The Poetry of April

       April is Poetry Month and I have been reading through some of my favourite poems. April is a fine time to remember the power of poetry. (So are all the other months.) The best poems are packed with significance; they can change our perspectives, our minds, and our lives. But poetry need not be serious and portentous to convey meaning. It can make us laugh or smile in recognition of our own foibles, as does this wry sonnet by Michael Drayton:

Since there’s no help, come let us kiss and part

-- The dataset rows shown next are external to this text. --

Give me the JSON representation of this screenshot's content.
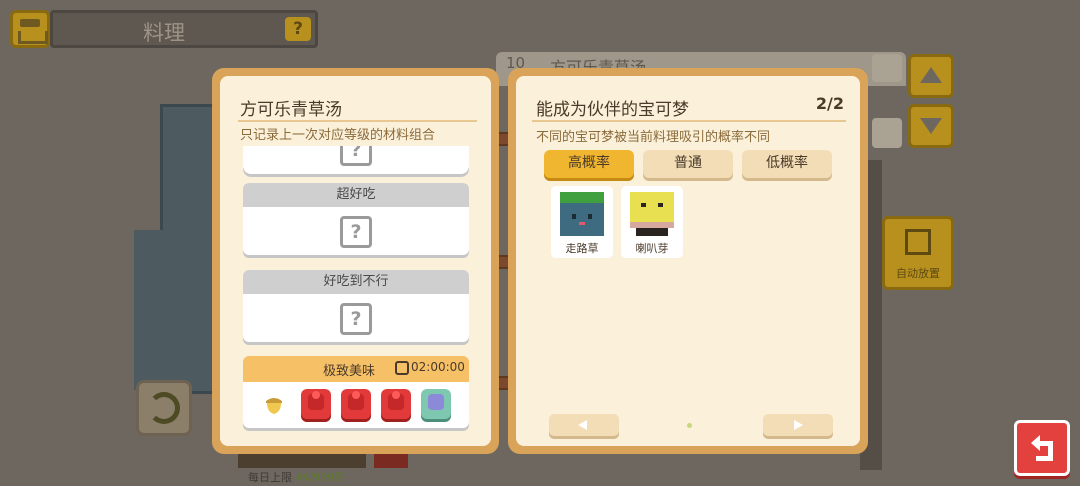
{
  "header": {
    "title": "料理",
    "help_symbol": "?"
  },
  "background": {
    "recipe_number": "10",
    "recipe_name": "方可乐青草汤",
    "auto_place_label": "自动放置",
    "limit_prefix": "每日上限",
    "limit_value": "44/999只"
  },
  "left_page": {
    "title": "方可乐青草汤",
    "subtitle": "只记录上一次对应等级的材料组合",
    "qmark": "?",
    "slots": [
      {
        "label": "超好吃"
      },
      {
        "label": "好吃到不行"
      }
    ],
    "best": {
      "label": "极致美味",
      "timer": "02:00:00",
      "ingredients": [
        "acorn-icon",
        "red-ingredient-icon",
        "red-ingredient-icon",
        "red-ingredient-icon",
        "blue-ingredient-icon"
      ]
    }
  },
  "right_page": {
    "title": "能成为伙伴的宝可梦",
    "page_indicator": "2/2",
    "subtitle": "不同的宝可梦被当前料理吸引的概率不同",
    "tabs": [
      {
        "label": "高概率",
        "active": true
      },
      {
        "label": "普通",
        "active": false
      },
      {
        "label": "低概率",
        "active": false
      }
    ],
    "pokemon": [
      {
        "name": "走路草",
        "color": "#3f6b80",
        "top_color": "#3fa040"
      },
      {
        "name": "喇叭芽",
        "color": "#e8e050",
        "top_color": "#e8e050"
      }
    ]
  },
  "colors": {
    "book_border": "#d9a35a",
    "page": "#fbf1da",
    "active_tab": "#f0b630",
    "exit_button": "#e3413e"
  }
}
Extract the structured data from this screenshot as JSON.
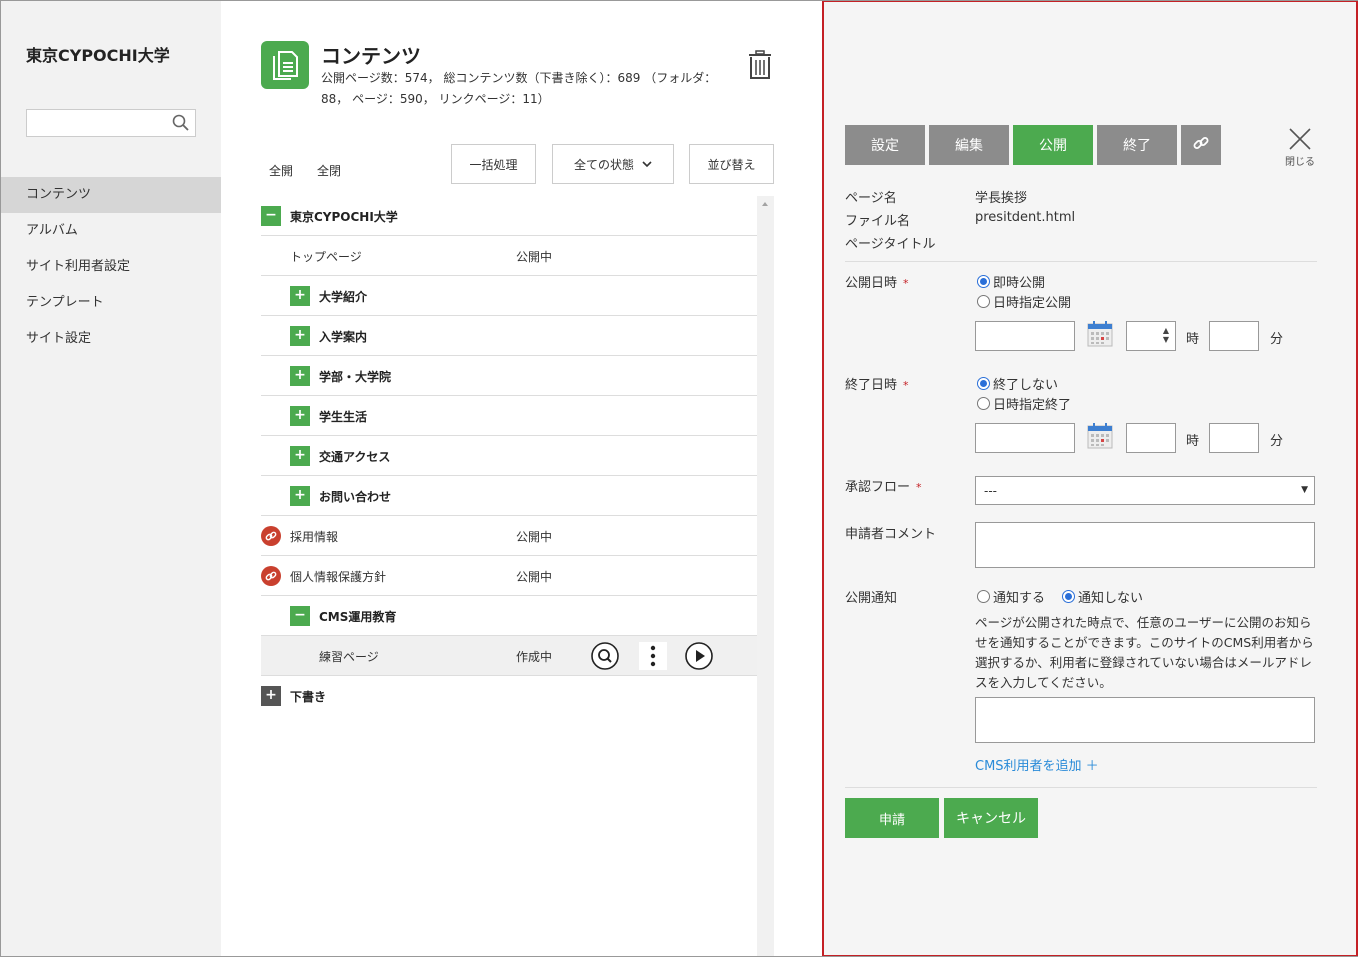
{
  "sidebar": {
    "site_title": "東京CYPOCHI大学",
    "search_placeholder": "",
    "items": [
      {
        "label": "コンテンツ"
      },
      {
        "label": "アルバム"
      },
      {
        "label": "サイト利用者設定"
      },
      {
        "label": "テンプレート"
      },
      {
        "label": "サイト設定"
      }
    ]
  },
  "main": {
    "title": "コンテンツ",
    "stats": "公開ページ数：574， 総コンテンツ数（下書き除く）：689 （フォルダ：88， ページ：590， リンクページ：11）",
    "expand_all": "全開",
    "collapse_all": "全閉",
    "bulk_button": "一括処理",
    "status_filter": "全ての状態",
    "sort_button": "並び替え",
    "tree": [
      {
        "label": "東京CYPOCHI大学",
        "status": ""
      },
      {
        "label": "トップページ",
        "status": "公開中"
      },
      {
        "label": "大学紹介",
        "status": ""
      },
      {
        "label": "入学案内",
        "status": ""
      },
      {
        "label": "学部・大学院",
        "status": ""
      },
      {
        "label": "学生生活",
        "status": ""
      },
      {
        "label": "交通アクセス",
        "status": ""
      },
      {
        "label": "お問い合わせ",
        "status": ""
      },
      {
        "label": "採用情報",
        "status": "公開中"
      },
      {
        "label": "個人情報保護方針",
        "status": "公開中"
      },
      {
        "label": "CMS運用教育",
        "status": ""
      },
      {
        "label": "練習ページ",
        "status": "作成中"
      },
      {
        "label": "下書き",
        "status": ""
      }
    ]
  },
  "panel": {
    "tabs": [
      "設定",
      "編集",
      "公開",
      "終了"
    ],
    "active_tab": "公開",
    "close_label": "閉じる",
    "page_name_label": "ページ名",
    "page_name": "学長挨拶",
    "file_name_label": "ファイル名",
    "file_name": "presitdent.html",
    "page_title_label": "ページタイトル",
    "page_title": "",
    "publish_date_label": "公開日時",
    "required_mark": "*",
    "publish_now": "即時公開",
    "publish_scheduled": "日時指定公開",
    "hour_unit": "時",
    "minute_unit": "分",
    "end_date_label": "終了日時",
    "no_end": "終了しない",
    "scheduled_end": "日時指定終了",
    "approval_label": "承認フロー",
    "approval_value": "---",
    "comment_label": "申請者コメント",
    "notify_label": "公開通知",
    "notify_yes": "通知する",
    "notify_no": "通知しない",
    "notify_help": "ページが公開された時点で、任意のユーザーに公開のお知らせを通知することができます。このサイトのCMS利用者から選択するか、利用者に登録されていない場合はメールアドレスを入力してください。",
    "add_user": "CMS利用者を追加 ＋",
    "apply_button": "申請",
    "cancel_button": "キャンセル"
  },
  "colors": {
    "accent_green": "#4caa4f",
    "tab_gray": "#8c8c8c",
    "panel_border": "#c42025",
    "link_blue": "#2a8bd8"
  }
}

Since there’s no help, come let us kiss and part.
Nay, I have done, you get no more of me;
And I am glad, yea glad with all my heart,
That thus so cleanly I myself can free.
Shake hands for ever, cancel all our vows,
And when we meet at any time again,
Be it not seen in either of our brows
That we one jot of former love retain.
Now at the last gasp of Love’s latest breath,
When, his pulse failing, Passion speechless lies;
When Faith is kneeling by his bed of death,
And Innocence is closing up his eyes—
Now, if thou wouldst, when all have given him over,
From death to life thou might’st him yet recover!*

       The poem quickly takes us through the stages of bluff bravado in the face of rejection. There’s a bit of sour grapes (“glad with all my heart,/ That thus so cleanly I myself can free”) thrown in for good measure.

       The third quatrain seems to promise a turn to a more heartfelt farewell, one that will acknowledge that, despite the “Fine-I-don’t-like-you-anyway” attitude of the first eight lines, the speaker feels some regret at the breakup. The style is, especially in comparison to the opening quatrains, a little over-blown, but the poem is a snapshot of a moment when passions are running high, so we readers may be excused if we are inclined to be indulgent. Perhaps the speaker will tell us that our failed relationships make us the people we are today and will accept the parting graciously.

       What we get instead in the final couplet is a sort of Hail-Mary attempt to get the beloved to change her or his mind and resume the romance. I think it a humourous and rather sweet admission of hope, of vulnerability, but one that does not really convey any expectation that the person addressed with react with more than a smile and a wave.

       Much of the pleasure in reading the poem comes from the recognition that whether we existed in the sixteen-hundreds or live in 2018, whether we are inclined to make light of it or to take to our beds in despair, heartache is painful and often unavoidable. To sum up, we can quote the words of a more contemporary (contemporary for me anyway) word-smith, Neil Sedaka:

Breaking Up Is Hard To Do.